Of course, there is more than a book’s worth of material regarding the various reasons healthcare costs rise so dramatically.  Rather than cherry-pick a few items to support a view, it is better to boil them all down into a few categories.  There are two broad categories that breakdown into subcategories, costs that add value and costs that do not.

Again focusing on one area, the obvious goal is to eliminate the costs that add no valued to healthcare.  A great example of such a cost is the profit paid to the insurance company’s shareholders.  A for-profit company has a responsibility to make a profit.  It is why shareholders invest in the company.  This profit is the subject of fierce debate, President Obama even called it record-breaking in a June 2009 press conference, a statement PoltiFact.com calls false, by the way – (click here to read).  Rather than addressing the issue directly, both sides use profit as a political football used to score points.

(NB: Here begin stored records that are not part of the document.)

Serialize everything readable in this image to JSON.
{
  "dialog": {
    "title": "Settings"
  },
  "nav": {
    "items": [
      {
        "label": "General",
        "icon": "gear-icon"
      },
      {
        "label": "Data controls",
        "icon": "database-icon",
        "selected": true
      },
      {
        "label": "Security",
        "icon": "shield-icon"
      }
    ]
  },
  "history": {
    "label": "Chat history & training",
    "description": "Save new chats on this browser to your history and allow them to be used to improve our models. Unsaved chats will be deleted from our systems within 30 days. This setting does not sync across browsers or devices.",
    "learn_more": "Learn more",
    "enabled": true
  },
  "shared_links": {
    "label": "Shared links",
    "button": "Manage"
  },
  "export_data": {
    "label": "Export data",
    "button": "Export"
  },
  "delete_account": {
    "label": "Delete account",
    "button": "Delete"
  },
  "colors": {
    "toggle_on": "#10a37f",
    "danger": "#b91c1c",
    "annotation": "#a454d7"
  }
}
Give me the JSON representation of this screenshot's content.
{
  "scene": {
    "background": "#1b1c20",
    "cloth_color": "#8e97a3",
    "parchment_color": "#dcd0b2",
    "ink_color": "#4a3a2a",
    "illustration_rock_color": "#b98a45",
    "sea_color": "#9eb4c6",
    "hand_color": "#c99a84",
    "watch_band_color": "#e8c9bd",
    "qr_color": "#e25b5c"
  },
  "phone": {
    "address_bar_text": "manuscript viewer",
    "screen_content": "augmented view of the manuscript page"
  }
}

What is not debated though is insurance companies make a profit.  That adds to the direct cost of healthcare.  Industry wide, net profits average around 3.3%.  According to the Center’s for Disease Control and Prevention (CDC), in 2007, private insurance paid for approximately 36% of all healthcare costs in the U.S. (click here to read the full report).  Using their 2007 expenditure number of $2.2 trillion, that means the insurance companies’ profits works out to about $27.3 billion or $82 for every man, woman, and child in the United States, even the uninsured.  A non-profit insurance system would save both citizens and businesses that $27.3 billion per year.

At first glance, a non-profit, single payer system would seem an option worth undertaking.  This is where critical thinking comes in.  Are there any examples of single-payer systems set up by the federal government currently?  Yes, the National Flood Insurance Program.  As their website put it:

“In 1968, Congress created the National Flood Insurance Program (NFIP) to help provide a means for property owners to financially protect themselves.  The NFIP offers flood insurance to homeowners, renters, and business owners if their community participates in the NFIP.  Participating communities agree to adopt and enforce ordinances that meet or exceed FEMA requirements to reduce the risk of flooding.”

While no system is perfect, NFIP provides a cost-effective means for renters and homeowners to protect themselves from flooding related damage costs.  Critical thinking demands we look at the latter part of the statement in detail – “Participating communities agree to adopt and enforce ordinances that meet or exceed FEMA requirements to reduce the risk of flooding.”  The government program provides a service but requires individuals and communities to take basic precautions to protect themselves and reduce their exposure to flooding.  This reduction in exposure is key to reducing costs.

A non-profit, single-payer system will work for healthcare but the same prudence and risk aversion needs to apply.  To put it simply, we need to take care of ourselves, lose weight, stop smoking, and keep in reasonable shape.  By concentrating on prevention with tools like routine check-ups, we avoid the logarithmically higher costs of the post-onset of illness treatment.

The insurance industry’s profit is only one example of critical thinking applied to healthcare and by no means is it examined in full.  Rather it illustrates how applying the process to a problem leads to solutions, and there can be more than one for a particular problem.  It removes rhetoric from the equation and allows for merit-based debate.

The passing of the current bill is only the beginning of the process.  Over the next few years it will change and undergo metamorphosis into a totally different law.  What is needed now is less political fear-mongering and more critical thinking.  Only then will we have a bill that is effective and adds value to our lives.  Otherwise we will end up with another in a long line of useless government programs.

%d bloggers like this: